The first handful of guys that come up each year can prove to be a slog, because realistically, the chances that we'll ever need to really know their names are quite slim. But it's all part of the process; eventually we reach a point in which the quality of the players discussed rises, and as a result their respective futures become noticeably more promising.
While we're starting to reach that inflection point, Joseph LaBate is a name that longtime readers of this blog know all too well by now.
August 19 2014 07:04PM
It's time for me to date myself. Today I came to the realization that the current drivers of this site are the same age now as I was back then, 10 long years ago.
Let's set the stage.
August 19 2014 12:40PM
When I heard of the health situation of Gino Odjick I felt very sad for him and his family. Although we never played together on the same team, I always felt we had a unique bond.
August 19 2014 10:17AM
Admittedly, one of the reasons we bumped the age cutoff for this series this time around was to include someone of the ilk of Henrik Tommernes, who is set to turn 24 years old any day now. That distinction makes him the elder statesman of this list of players, and puts him a cool 6 years older than the youngest of the bunch (Jake Virtanen).
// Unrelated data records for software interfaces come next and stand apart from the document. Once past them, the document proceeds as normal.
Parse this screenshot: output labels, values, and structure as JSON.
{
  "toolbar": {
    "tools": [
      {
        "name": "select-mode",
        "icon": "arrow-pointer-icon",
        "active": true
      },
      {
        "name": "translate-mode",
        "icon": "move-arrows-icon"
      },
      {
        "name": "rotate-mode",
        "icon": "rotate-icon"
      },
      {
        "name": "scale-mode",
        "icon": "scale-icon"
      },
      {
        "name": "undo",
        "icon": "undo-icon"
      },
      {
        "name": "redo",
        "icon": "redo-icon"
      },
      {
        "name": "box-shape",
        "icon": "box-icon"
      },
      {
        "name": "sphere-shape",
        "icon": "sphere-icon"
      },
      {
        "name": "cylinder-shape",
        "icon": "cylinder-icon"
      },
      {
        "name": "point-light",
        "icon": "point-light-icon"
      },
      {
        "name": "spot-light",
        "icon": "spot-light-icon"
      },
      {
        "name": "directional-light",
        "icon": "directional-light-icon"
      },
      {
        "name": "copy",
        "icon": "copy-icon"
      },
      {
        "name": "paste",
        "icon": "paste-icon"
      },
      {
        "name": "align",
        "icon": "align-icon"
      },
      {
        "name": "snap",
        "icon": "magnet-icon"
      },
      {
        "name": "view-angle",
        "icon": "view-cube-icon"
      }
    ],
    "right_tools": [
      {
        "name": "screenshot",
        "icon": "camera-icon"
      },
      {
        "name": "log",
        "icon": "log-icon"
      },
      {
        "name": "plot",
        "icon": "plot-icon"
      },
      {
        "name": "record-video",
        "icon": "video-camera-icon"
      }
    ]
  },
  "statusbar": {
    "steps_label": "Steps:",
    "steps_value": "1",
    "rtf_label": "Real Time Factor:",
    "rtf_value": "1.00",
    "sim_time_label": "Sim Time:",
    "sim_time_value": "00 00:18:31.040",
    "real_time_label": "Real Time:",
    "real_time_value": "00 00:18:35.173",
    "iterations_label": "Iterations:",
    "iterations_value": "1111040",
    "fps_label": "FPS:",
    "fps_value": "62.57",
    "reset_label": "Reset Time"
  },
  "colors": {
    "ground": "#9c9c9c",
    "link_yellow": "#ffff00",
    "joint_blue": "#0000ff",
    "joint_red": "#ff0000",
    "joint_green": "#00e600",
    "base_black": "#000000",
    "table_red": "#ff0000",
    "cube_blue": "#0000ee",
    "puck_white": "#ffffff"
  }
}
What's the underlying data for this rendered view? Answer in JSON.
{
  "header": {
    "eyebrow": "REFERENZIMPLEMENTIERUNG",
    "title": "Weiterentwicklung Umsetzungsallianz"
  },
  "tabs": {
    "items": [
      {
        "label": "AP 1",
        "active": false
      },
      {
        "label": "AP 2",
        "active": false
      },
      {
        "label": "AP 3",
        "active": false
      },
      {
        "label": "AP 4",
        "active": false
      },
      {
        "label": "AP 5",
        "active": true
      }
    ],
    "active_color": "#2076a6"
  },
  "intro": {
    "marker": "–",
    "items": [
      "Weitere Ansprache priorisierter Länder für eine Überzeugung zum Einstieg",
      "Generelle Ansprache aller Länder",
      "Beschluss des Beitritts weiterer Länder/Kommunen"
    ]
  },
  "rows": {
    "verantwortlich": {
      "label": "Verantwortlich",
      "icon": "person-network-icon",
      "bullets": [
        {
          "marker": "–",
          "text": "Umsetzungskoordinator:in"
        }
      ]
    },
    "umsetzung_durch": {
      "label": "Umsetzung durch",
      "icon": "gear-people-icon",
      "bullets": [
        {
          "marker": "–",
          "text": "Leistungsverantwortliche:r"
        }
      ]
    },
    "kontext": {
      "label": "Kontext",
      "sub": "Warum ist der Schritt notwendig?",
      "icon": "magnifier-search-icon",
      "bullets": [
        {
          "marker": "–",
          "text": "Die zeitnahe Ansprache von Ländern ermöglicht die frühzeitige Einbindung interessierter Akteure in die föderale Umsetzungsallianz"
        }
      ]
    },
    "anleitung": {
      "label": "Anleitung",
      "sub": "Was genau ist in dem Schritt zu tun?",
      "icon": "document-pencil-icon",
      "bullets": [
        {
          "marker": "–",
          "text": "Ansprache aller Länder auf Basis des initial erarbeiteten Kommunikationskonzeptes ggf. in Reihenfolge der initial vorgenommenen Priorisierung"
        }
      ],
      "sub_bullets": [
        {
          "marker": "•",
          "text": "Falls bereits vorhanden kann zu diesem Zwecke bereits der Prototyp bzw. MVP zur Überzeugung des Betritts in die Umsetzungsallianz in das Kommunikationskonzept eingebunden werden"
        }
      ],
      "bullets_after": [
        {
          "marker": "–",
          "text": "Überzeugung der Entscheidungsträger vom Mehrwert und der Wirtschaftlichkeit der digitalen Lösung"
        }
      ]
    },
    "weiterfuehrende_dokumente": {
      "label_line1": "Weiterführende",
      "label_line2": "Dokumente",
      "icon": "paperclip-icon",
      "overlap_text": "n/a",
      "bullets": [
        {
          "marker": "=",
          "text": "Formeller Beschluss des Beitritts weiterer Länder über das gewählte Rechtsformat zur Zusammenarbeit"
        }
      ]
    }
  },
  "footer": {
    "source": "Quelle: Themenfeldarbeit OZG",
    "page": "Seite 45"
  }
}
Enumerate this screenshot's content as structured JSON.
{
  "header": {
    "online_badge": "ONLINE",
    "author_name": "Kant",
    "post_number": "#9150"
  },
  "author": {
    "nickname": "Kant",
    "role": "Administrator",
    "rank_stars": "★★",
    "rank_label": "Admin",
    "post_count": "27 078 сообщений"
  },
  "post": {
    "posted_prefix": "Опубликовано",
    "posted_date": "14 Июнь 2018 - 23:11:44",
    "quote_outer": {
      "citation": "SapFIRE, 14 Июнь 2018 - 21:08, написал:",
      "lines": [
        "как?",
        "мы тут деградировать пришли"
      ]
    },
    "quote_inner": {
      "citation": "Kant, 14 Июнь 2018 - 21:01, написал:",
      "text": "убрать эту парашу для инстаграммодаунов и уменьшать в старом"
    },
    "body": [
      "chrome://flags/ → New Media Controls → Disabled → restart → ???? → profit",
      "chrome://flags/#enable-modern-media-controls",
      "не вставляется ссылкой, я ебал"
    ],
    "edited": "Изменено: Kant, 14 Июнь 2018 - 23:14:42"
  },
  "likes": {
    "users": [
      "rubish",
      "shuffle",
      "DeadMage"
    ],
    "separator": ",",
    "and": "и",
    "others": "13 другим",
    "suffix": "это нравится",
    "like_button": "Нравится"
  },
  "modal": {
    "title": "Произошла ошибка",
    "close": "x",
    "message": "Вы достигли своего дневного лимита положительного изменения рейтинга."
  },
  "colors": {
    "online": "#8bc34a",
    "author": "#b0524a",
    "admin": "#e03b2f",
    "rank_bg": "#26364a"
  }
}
Yet despite his relatively advanced age for these purposes, Tommernes remains an intriguing prospect. The fact that he has dropped from 9th to 15th in our rankings since last summer is hardly an indictment against his play - which was for all intents and purposes a successful first go around the North American game - but moreso a testament to the collection of talent the Canucks have managed to bring into the pipeline since then.